  • Recognition of Sudden Cardiac Arrest
    Collapsed and unresponsive. They are not breathing, even if you hear gasping, gurgling, snorting, moaning or labored breathing noises, or see seizure-like activity.
  • CALL 9-1-1
    Do not lose precious minutes trying to “wake them up” – act immediately!
  • Perform Hands Only CPR
    Hands-only CPR involves hard and fast and continual two-inch chest compressions in the center of the chest—about 100 per minute. CPR can be a bridge to life until the AED arrives.
  • Retrieve an AED
    Know the location of the school’s automated external defibrillator (AED) and use it as soon as possible. Mobile AED units have step-by-step instructions for a bystander to use in an emergency situation – you do not need to be a medical professional to use an AED.
  • Direct EMS to the Scene
    Send a bystander to show Emergency Medical Services (EMS) where the victim is.

What is an AED? An automated external defibrillator (AED) is the only way to save a sudden cardiac arrest victim. An AED is a portable, user-friendly device that automatically diagnoses potentially life-threatening heart rhythms and delivers an electric shock to restore normal rhythm. Anyone can operate an AED, regardless of training. Simple audio direction instructs the rescuer when to press a button to deliver the shock, while other AEDs provide an automatic shock if a fatal heart rhythm is detected. A rescuer cannot accidentally hurt a victim with an AED—quick action can only help. AEDs are designed to only shock victims whose hearts need to be restored to a healthy rhythm. Always know the location of an AED where your youth is playing.

What are we doing to protect youth from sudden cardiac arrest? The Eric Paredes Sudden Cardiac Arrest Prevention Act was passed in 2016. It mandates that parents/guardians and student-athletes participating in school sponsored athletic activities in K-12 public, private and charter schools review and sign an SCA information sheet, and that coaches take SCA Awareness training and repeat every two years. The Act also empowers coaches to remove from practice or play a student-athlete who faints, and to discuss other warning signs with parents/guardians. Additionally, a student exhibiting any other warning signs of sudden cardiac arrest (unexplained shortness of breath, chest pains, dizziness, racing heart, extreme fatigue) during athletic activities may be removed from participation by the athletic director or authorized person if it’s reasonably believed that it’s cardiac related.

The student-athlete must then be evaluated and cleared by a doctor (physician/surgeon, nurse practitioner or physician assistant) before returning to play.

SCYR Sudden Cardiac Arrest Policy

SCYR recommends that our parents, athletes, and coaches review the provided information thoroughly.
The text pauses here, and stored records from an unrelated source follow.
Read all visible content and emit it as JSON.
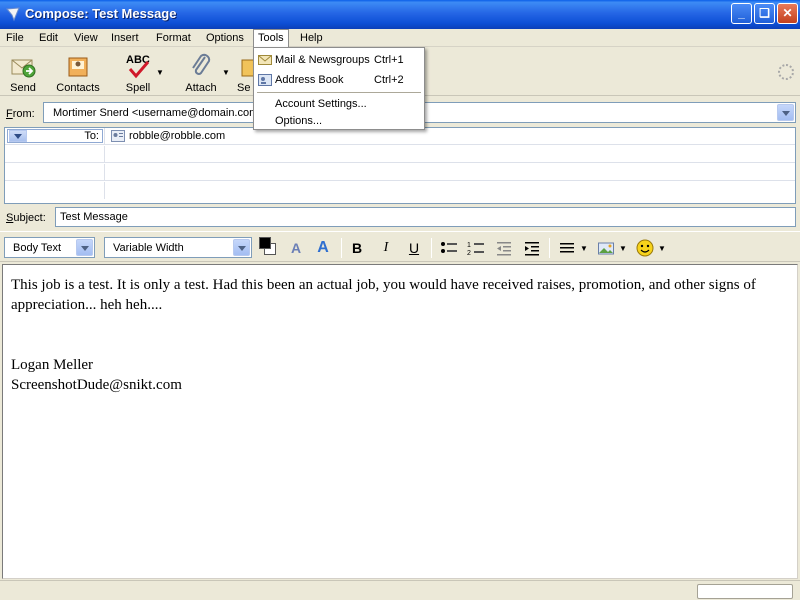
{
  "window": {
    "title": "Compose: Test Message"
  },
  "menu": [
    "File",
    "Edit",
    "View",
    "Insert",
    "Format",
    "Options",
    "Tools",
    "Help"
  ],
  "toolbar": {
    "send": "Send",
    "contacts": "Contacts",
    "spell": "Spell",
    "attach": "Attach",
    "security_partial": "Se"
  },
  "tools_menu": {
    "items": [
      {
        "label": "Mail & Newsgroups",
        "shortcut": "Ctrl+1"
      },
      {
        "label": "Address Book",
        "shortcut": "Ctrl+2"
      },
      {
        "label": "Account Settings...",
        "shortcut": ""
      },
      {
        "label": "Options...",
        "shortcut": ""
      }
    ]
  },
  "compose": {
    "from_label": "From:",
    "from_value": "Mortimer Snerd <username@domain.com",
    "to_label": "To:",
    "to_value": "robble@robble.com",
    "subject_label": "Subject:",
    "subject_value": "Test Message"
  },
  "format": {
    "paragraph_style": "Body Text",
    "font": "Variable Width",
    "bold": "B",
    "italic": "I",
    "underline": "U"
  },
  "message": {
    "line1": "This job is a test.  It is only a test.  Had this been an actual job, you would have received raises, promotion, and other signs of appreciation... heh heh....",
    "sig_name": "Logan Meller",
    "sig_email": "ScreenshotDude@snikt.com"
  },
  "colors": {
    "title_blue": "#0d4fd6",
    "menu_highlight": "#316ac5",
    "text_color_swatch": "#000000"
  }
}
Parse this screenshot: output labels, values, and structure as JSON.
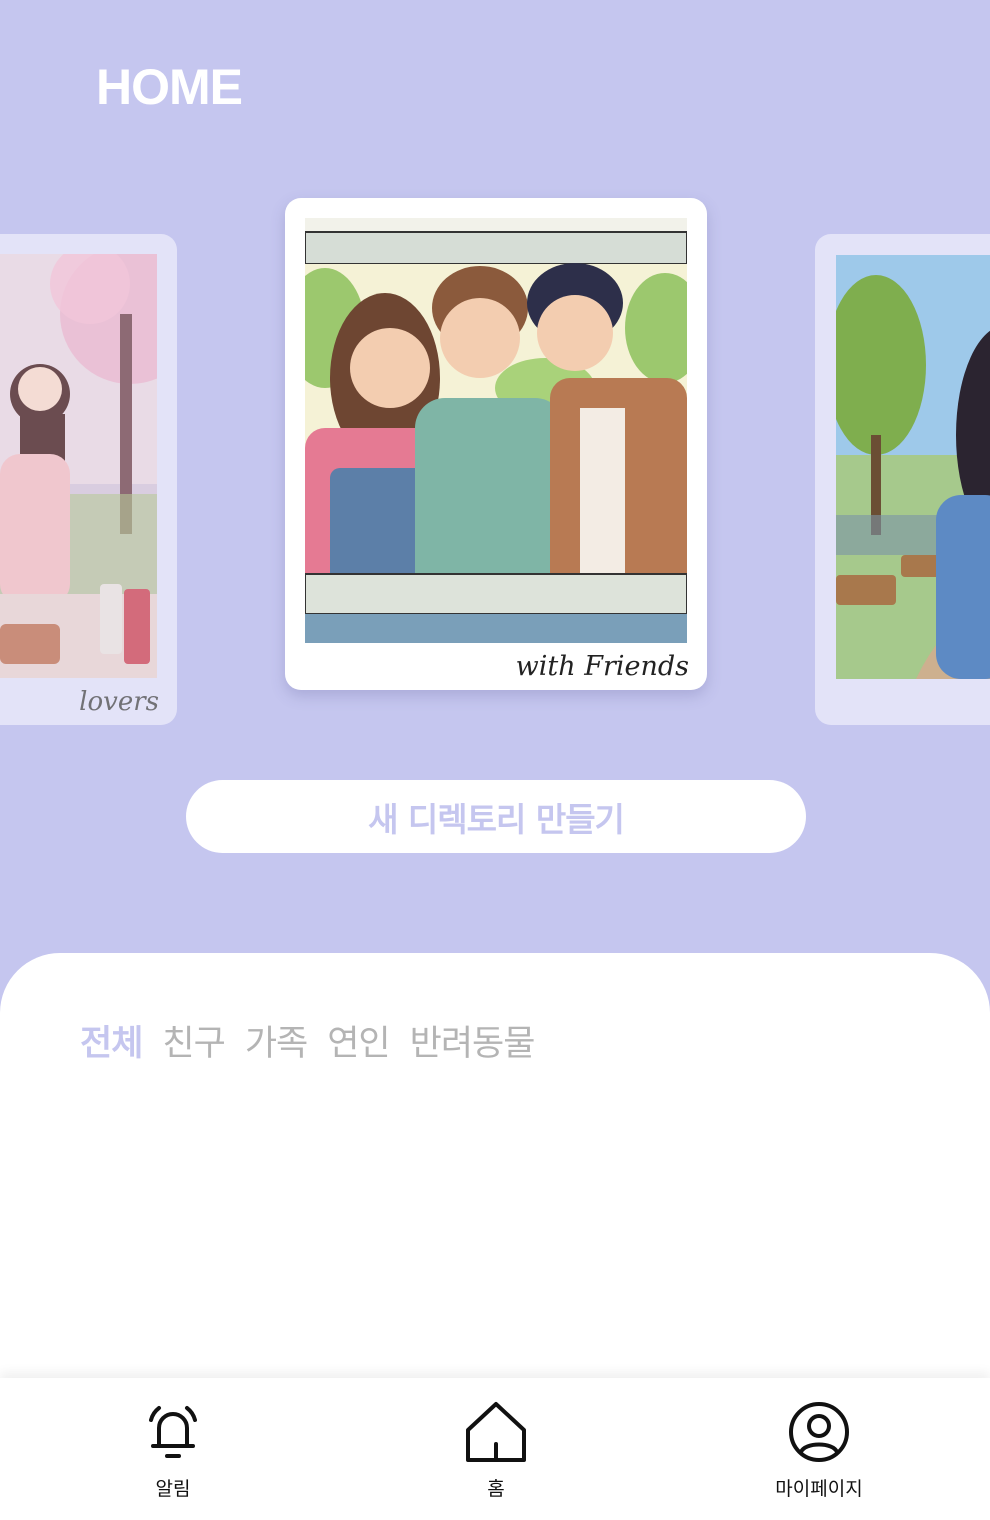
{
  "header": {
    "title": "HOME"
  },
  "carousel": {
    "cards": [
      {
        "caption": "lovers"
      },
      {
        "caption": "with Friends"
      },
      {
        "caption": ""
      }
    ]
  },
  "new_directory_button": {
    "label": "새 디렉토리 만들기"
  },
  "filters": {
    "tabs": [
      {
        "label": "전체",
        "active": true
      },
      {
        "label": "친구",
        "active": false
      },
      {
        "label": "가족",
        "active": false
      },
      {
        "label": "연인",
        "active": false
      },
      {
        "label": "반려동물",
        "active": false
      }
    ]
  },
  "tab_bar": {
    "items": [
      {
        "label": "알림",
        "icon": "bell-icon"
      },
      {
        "label": "홈",
        "icon": "home-icon"
      },
      {
        "label": "마이페이지",
        "icon": "user-circle-icon"
      }
    ]
  },
  "colors": {
    "accent": "#c5c6ef",
    "inactive": "#b4b4b4"
  }
}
We recommend that any athlete who is experiencing any warning signs or symptoms of sudden cardiac arrest seek evaluation by their physician prior to engaging in any further physical activity. SCYR recommends that parents discuss the symptoms with their child as symptoms are often under-reported.

Any athlete that faints before, during or after exercise or is identified as having symptoms of sudden cardiac arrest will be removed from participation by the athletic trainer or coach and will be required to provide written physician clearance (MD or DO ONLY) documentation prior to returning to play.

Parents and Athletes of High School League teams will be required to sign a Sudden Cardiac Arrest Information Sheet prior to participation. Coaches of High School League teams will be required to complete a Sudden Cardiac Arrest education course prior to coaching.

Sudden Cardiac Arrest Resources

For more information on Sudden Cardiac Arrest in youth and the Eric Paredes Sudden Cardiac Arrest Prevention Act, visit the Eric Paredes Save A Life Foundation at, the California Department of Education at, the California Interscholastic Federation (CIF) or your regional CIF section website.

Sudden Cardiac Arrest Clearance Form